Scotland wants independence from the UK
O UK will not accept the new referendum on the independence of Scotland, decided a British court this Wednesday, 23, complicating the plans of nationalist Prime Minister Nicola Sturgeon, who, however, refuses to give up. The authorization of such a consultation is “reserved” to the Parliament of the United Kingdom and, therefore, “the Scottish Parliament does not have the capacity to legislate” in this regard, said the president of the Supreme Court, Robert Reed, when reading a decision taken unanimously in just six weeks. The head of government, Rishi Sunak, said that this is a clear and definitive sentence and called for the Executives to work together in a “constructive and collaborative” way in a context of serious economic crisis in the United Kingdom. The Scottish Prime Minister, Nicola Sturgeon, declared herself “disappointed” with a decision that, in her opinion, “does not make the law, it only interprets it”. “We must and will find another democratic, legal and constitutional means by which the Scottish people can express their will,” she said. “In my opinion, it can only be an election,” she added, announcing that she would look for a way to turn the upcoming British parliamentary election, scheduled for January 2025 at the latest, into a “de facto referendum”. Polls show that Scots are almost evenly divided for and against secession from the UK.

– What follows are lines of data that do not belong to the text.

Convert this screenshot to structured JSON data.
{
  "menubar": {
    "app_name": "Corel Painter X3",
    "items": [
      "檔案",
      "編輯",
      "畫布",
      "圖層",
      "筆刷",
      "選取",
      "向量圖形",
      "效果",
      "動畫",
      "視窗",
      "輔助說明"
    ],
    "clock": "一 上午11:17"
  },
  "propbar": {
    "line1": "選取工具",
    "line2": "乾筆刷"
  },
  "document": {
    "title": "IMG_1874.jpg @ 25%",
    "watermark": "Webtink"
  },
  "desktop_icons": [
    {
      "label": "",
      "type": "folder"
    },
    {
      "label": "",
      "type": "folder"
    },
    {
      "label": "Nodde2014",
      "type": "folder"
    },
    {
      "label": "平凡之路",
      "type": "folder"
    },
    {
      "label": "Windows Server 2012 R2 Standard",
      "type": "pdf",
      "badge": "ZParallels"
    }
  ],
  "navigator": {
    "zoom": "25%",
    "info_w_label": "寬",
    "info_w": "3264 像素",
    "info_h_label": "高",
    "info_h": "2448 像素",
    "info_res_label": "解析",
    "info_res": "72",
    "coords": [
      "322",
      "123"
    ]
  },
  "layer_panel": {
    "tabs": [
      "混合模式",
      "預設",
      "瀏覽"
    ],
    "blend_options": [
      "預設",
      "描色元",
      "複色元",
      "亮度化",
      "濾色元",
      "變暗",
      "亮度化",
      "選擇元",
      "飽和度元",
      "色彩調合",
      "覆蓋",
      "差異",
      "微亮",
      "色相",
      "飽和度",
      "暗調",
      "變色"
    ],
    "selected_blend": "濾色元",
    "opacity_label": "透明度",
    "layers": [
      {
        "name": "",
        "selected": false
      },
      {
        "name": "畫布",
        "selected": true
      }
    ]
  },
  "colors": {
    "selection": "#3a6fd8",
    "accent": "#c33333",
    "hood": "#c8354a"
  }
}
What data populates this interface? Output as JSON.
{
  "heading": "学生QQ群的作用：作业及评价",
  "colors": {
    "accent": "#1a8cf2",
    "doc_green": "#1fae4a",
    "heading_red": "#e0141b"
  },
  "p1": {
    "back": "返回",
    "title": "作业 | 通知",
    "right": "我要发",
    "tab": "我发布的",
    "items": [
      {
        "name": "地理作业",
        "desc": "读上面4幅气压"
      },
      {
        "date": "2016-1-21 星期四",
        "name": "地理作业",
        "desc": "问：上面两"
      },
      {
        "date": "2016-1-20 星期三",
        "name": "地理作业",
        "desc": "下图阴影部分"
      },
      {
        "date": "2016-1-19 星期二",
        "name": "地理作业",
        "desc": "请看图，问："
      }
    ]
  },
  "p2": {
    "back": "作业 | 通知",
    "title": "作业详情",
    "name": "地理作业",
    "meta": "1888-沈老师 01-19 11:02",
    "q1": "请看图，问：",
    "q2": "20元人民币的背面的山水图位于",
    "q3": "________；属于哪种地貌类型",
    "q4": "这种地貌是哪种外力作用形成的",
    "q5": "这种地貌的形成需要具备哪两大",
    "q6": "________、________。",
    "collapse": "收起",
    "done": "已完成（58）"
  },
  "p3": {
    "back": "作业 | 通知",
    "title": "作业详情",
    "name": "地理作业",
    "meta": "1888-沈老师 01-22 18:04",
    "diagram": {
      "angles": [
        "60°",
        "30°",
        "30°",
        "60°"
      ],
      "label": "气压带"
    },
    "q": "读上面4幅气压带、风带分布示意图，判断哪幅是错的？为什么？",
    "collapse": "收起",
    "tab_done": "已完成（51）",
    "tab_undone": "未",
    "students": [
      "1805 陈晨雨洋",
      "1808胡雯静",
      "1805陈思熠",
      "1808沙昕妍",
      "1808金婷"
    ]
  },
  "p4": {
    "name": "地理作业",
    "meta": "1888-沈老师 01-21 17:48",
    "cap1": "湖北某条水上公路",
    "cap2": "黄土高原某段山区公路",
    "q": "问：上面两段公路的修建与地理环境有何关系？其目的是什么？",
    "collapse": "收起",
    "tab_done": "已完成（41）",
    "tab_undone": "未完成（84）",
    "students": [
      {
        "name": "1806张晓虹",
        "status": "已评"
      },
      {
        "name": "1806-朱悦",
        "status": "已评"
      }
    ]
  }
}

The Scottish National Party (SNP), led by Sturgeon, who governs this British nation of 5.5 million people in the north of the United Kingdom, wants to organize a consultative vote on the question: “Should Scotland be an independent country?”. He has already set the date: October 19, 2023. But he says he wants “a legal referendum”, to avoid a conflict like the one experienced in Spain in 2017 due to the consultation held in Catalonia despite the ban by the Spanish Justice. The Central Executive in London categorically refuses, arguing that Scotland already organized a self-determination referendum in 2014 – 55% of Scots voted to remain in the UK, relying on the idea that they would stay in European Union, something that did not happen since the British left the bloc. British government lawyers argued in October that Scotland cannot act unilaterally on a matter that concerns the unity of the whole country. And the Supreme Court judges agreed with them. Saying he “respects” the decision, the British Minister for Scotland, Alister Jack, urged the Scottish Executive to turn the page and focus “on the matters that matter most”.
*With information from AFP